TASK TO CARRY OUT: Reproduce the full set of records verbatim.

Entries from a dataset of interfaces:
==============================

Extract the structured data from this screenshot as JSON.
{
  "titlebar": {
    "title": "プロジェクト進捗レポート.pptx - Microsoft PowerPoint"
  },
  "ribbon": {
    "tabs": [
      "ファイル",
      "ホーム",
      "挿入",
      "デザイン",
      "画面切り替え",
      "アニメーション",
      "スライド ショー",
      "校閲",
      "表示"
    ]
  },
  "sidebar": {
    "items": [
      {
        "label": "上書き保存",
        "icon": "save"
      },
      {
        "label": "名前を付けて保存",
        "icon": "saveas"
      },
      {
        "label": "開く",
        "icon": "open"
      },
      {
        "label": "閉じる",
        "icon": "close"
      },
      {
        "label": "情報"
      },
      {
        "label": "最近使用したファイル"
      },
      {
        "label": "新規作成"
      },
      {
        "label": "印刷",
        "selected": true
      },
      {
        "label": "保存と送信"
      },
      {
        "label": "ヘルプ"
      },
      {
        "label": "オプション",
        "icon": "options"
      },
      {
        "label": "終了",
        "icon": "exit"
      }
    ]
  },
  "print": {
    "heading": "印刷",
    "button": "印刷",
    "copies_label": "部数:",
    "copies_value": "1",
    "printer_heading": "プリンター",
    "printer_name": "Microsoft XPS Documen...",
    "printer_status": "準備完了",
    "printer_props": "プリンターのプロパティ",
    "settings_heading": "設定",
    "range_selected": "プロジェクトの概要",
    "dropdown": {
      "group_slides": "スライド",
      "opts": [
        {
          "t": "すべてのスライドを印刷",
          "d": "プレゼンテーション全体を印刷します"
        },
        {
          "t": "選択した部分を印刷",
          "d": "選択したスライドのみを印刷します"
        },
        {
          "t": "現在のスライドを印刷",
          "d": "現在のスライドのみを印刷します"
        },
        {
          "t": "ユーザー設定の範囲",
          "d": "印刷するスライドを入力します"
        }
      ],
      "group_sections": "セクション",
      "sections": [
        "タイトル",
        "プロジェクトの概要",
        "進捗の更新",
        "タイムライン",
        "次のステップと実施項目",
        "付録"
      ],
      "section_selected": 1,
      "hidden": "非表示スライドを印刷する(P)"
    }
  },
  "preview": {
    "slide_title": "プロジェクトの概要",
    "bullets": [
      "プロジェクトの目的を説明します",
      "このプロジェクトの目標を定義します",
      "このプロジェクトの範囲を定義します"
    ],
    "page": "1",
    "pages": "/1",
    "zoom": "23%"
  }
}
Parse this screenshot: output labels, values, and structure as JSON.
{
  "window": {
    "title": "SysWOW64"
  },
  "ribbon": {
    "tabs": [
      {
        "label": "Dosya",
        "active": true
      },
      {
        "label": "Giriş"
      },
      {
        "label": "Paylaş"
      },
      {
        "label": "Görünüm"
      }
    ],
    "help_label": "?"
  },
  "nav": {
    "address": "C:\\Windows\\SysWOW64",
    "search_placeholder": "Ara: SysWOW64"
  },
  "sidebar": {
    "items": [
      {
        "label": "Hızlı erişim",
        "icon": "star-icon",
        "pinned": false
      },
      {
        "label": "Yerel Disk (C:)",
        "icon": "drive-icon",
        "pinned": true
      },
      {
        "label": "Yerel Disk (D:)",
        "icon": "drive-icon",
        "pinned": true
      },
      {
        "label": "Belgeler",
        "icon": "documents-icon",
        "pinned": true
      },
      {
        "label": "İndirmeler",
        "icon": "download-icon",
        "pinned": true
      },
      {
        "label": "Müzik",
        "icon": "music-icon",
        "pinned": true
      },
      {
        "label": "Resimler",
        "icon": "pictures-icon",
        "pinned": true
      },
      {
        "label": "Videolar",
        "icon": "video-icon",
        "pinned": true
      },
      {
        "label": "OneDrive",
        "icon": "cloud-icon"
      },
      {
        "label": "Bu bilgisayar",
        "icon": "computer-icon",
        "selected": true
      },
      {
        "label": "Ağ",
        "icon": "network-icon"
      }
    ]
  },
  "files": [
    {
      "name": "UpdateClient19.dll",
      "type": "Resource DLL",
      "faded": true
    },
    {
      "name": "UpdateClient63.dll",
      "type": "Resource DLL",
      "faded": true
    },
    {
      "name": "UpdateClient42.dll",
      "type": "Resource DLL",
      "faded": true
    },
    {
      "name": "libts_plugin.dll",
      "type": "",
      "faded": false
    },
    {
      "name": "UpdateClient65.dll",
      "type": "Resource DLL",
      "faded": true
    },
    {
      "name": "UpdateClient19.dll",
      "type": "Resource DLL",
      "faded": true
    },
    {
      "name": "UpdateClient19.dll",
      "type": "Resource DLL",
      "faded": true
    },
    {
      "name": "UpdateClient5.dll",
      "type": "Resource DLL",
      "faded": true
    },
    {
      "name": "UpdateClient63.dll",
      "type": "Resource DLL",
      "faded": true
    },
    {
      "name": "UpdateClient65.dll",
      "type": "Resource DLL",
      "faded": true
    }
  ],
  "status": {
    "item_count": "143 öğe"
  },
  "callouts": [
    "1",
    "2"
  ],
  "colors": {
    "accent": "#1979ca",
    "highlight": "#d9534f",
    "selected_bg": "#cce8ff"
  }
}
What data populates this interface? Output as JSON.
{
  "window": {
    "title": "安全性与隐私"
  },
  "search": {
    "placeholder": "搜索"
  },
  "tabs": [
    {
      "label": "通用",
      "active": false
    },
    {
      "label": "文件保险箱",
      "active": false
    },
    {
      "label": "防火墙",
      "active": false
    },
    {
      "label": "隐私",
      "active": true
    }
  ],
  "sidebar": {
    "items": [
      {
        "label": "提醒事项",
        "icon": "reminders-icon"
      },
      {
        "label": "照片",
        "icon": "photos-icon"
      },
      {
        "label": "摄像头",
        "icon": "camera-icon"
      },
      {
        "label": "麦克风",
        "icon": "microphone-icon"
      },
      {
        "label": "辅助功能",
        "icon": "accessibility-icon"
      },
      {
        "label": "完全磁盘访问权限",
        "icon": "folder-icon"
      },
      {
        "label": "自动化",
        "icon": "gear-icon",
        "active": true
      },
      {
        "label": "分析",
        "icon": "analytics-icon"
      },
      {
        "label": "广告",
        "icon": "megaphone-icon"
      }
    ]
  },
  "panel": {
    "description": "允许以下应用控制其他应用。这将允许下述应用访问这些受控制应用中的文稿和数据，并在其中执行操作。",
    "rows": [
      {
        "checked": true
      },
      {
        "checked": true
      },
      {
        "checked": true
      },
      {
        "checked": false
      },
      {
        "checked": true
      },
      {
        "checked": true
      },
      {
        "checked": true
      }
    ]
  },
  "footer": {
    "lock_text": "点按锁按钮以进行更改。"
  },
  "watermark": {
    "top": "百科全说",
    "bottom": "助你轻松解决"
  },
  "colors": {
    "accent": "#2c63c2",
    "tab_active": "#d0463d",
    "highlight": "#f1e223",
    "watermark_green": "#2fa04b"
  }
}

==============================

SOLUTION:
Extract the structured data from this screenshot as JSON.
{
  "titlebar": {
    "title": "プロジェクト進捗レポート.pptx - Microsoft PowerPoint"
  },
  "ribbon": {
    "tabs": [
      "ファイル",
      "ホーム",
      "挿入",
      "デザイン",
      "画面切り替え",
      "アニメーション",
      "スライド ショー",
      "校閲",
      "表示"
    ]
  },
  "sidebar": {
    "items": [
      {
        "label": "上書き保存",
        "icon": "save"
      },
      {
        "label": "名前を付けて保存",
        "icon": "saveas"
      },
      {
        "label": "開く",
        "icon": "open"
      },
      {
        "label": "閉じる",
        "icon": "close"
      },
      {
        "label": "情報"
      },
      {
        "label": "最近使用したファイル"
      },
      {
        "label": "新規作成"
      },
      {
        "label": "印刷",
        "selected": true
      },
      {
        "label": "保存と送信"
      },
      {
        "label": "ヘルプ"
      },
      {
        "label": "オプション",
        "icon": "options"
      },
      {
        "label": "終了",
        "icon": "exit"
      }
    ]
  },
  "print": {
    "heading": "印刷",
    "button": "印刷",
    "copies_label": "部数:",
    "copies_value": "1",
    "printer_heading": "プリンター",
    "printer_name": "Microsoft XPS Documen...",
    "printer_status": "準備完了",
    "printer_props": "プリンターのプロパティ",
    "settings_heading": "設定",
    "range_selected": "プロジェクトの概要",
    "dropdown": {
      "group_slides": "スライド",
      "opts": [
        {
          "t": "すべてのスライドを印刷",
          "d": "プレゼンテーション全体を印刷します"
        },
        {
          "t": "選択した部分を印刷",
          "d": "選択したスライドのみを印刷します"
        },
        {
          "t": "現在のスライドを印刷",
          "d": "現在のスライドのみを印刷します"
        },
        {
          "t": "ユーザー設定の範囲",
          "d": "印刷するスライドを入力します"
        }
      ],
      "group_sections": "セクション",
      "sections": [
        "タイトル",
        "プロジェクトの概要",
        "進捗の更新",
        "タイムライン",
        "次のステップと実施項目",
        "付録"
      ],
      "section_selected": 1,
      "hidden": "非表示スライドを印刷する(P)"
    }
  },
  "preview": {
    "slide_title": "プロジェクトの概要",
    "bullets": [
      "プロジェクトの目的を説明します",
      "このプロジェクトの目標を定義します",
      "このプロジェクトの範囲を定義します"
    ],
    "page": "1",
    "pages": "/1",
    "zoom": "23%"
  }
}
Parse this screenshot: output labels, values, and structure as JSON.
{
  "window": {
    "title": "SysWOW64"
  },
  "ribbon": {
    "tabs": [
      {
        "label": "Dosya",
        "active": true
      },
      {
        "label": "Giriş"
      },
      {
        "label": "Paylaş"
      },
      {
        "label": "Görünüm"
      }
    ],
    "help_label": "?"
  },
  "nav": {
    "address": "C:\\Windows\\SysWOW64",
    "search_placeholder": "Ara: SysWOW64"
  },
  "sidebar": {
    "items": [
      {
        "label": "Hızlı erişim",
        "icon": "star-icon",
        "pinned": false
      },
      {
        "label": "Yerel Disk (C:)",
        "icon": "drive-icon",
        "pinned": true
      },
      {
        "label": "Yerel Disk (D:)",
        "icon": "drive-icon",
        "pinned": true
      },
      {
        "label": "Belgeler",
        "icon": "documents-icon",
        "pinned": true
      },
      {
        "label": "İndirmeler",
        "icon": "download-icon",
        "pinned": true
      },
      {
        "label": "Müzik",
        "icon": "music-icon",
        "pinned": true
      },
      {
        "label": "Resimler",
        "icon": "pictures-icon",
        "pinned": true
      },
      {
        "label": "Videolar",
        "icon": "video-icon",
        "pinned": true
      },
      {
        "label": "OneDrive",
        "icon": "cloud-icon"
      },
      {
        "label": "Bu bilgisayar",
        "icon": "computer-icon",
        "selected": true
      },
      {
        "label": "Ağ",
        "icon": "network-icon"
      }
    ]
  },
  "files": [
    {
      "name": "UpdateClient19.dll",
      "type": "Resource DLL",
      "faded": true
    },
    {
      "name": "UpdateClient63.dll",
      "type": "Resource DLL",
      "faded": true
    },
    {
      "name": "UpdateClient42.dll",
      "type": "Resource DLL",
      "faded": true
    },
    {
      "name": "libts_plugin.dll",
      "type": "",
      "faded": false
    },
    {
      "name": "UpdateClient65.dll",
      "type": "Resource DLL",
      "faded": true
    },
    {
      "name": "UpdateClient19.dll",
      "type": "Resource DLL",
      "faded": true
    },
    {
      "name": "UpdateClient19.dll",
      "type": "Resource DLL",
      "faded": true
    },
    {
      "name": "UpdateClient5.dll",
      "type": "Resource DLL",
      "faded": true
    },
    {
      "name": "UpdateClient63.dll",
      "type": "Resource DLL",
      "faded": true
    },
    {
      "name": "UpdateClient65.dll",
      "type": "Resource DLL",
      "faded": true
    }
  ],
  "status": {
    "item_count": "143 öğe"
  },
  "callouts": [
    "1",
    "2"
  ],
  "colors": {
    "accent": "#1979ca",
    "highlight": "#d9534f",
    "selected_bg": "#cce8ff"
  }
}
What data populates this interface? Output as JSON.
{
  "window": {
    "title": "安全性与隐私"
  },
  "search": {
    "placeholder": "搜索"
  },
  "tabs": [
    {
      "label": "通用",
      "active": false
    },
    {
      "label": "文件保险箱",
      "active": false
    },
    {
      "label": "防火墙",
      "active": false
    },
    {
      "label": "隐私",
      "active": true
    }
  ],
  "sidebar": {
    "items": [
      {
        "label": "提醒事项",
        "icon": "reminders-icon"
      },
      {
        "label": "照片",
        "icon": "photos-icon"
      },
      {
        "label": "摄像头",
        "icon": "camera-icon"
      },
      {
        "label": "麦克风",
        "icon": "microphone-icon"
      },
      {
        "label": "辅助功能",
        "icon": "accessibility-icon"
      },
      {
        "label": "完全磁盘访问权限",
        "icon": "folder-icon"
      },
      {
        "label": "自动化",
        "icon": "gear-icon",
        "active": true
      },
      {
        "label": "分析",
        "icon": "analytics-icon"
      },
      {
        "label": "广告",
        "icon": "megaphone-icon"
      }
    ]
  },
  "panel": {
    "description": "允许以下应用控制其他应用。这将允许下述应用访问这些受控制应用中的文稿和数据，并在其中执行操作。",
    "rows": [
      {
        "checked": true
      },
      {
        "checked": true
      },
      {
        "checked": true
      },
      {
        "checked": false
      },
      {
        "checked": true
      },
      {
        "checked": true
      },
      {
        "checked": true
      }
    ]
  },
  "footer": {
    "lock_text": "点按锁按钮以进行更改。"
  },
  "watermark": {
    "top": "百科全说",
    "bottom": "助你轻松解决"
  },
  "colors": {
    "accent": "#2c63c2",
    "tab_active": "#d0463d",
    "highlight": "#f1e223",
    "watermark_green": "#2fa04b"
  }
}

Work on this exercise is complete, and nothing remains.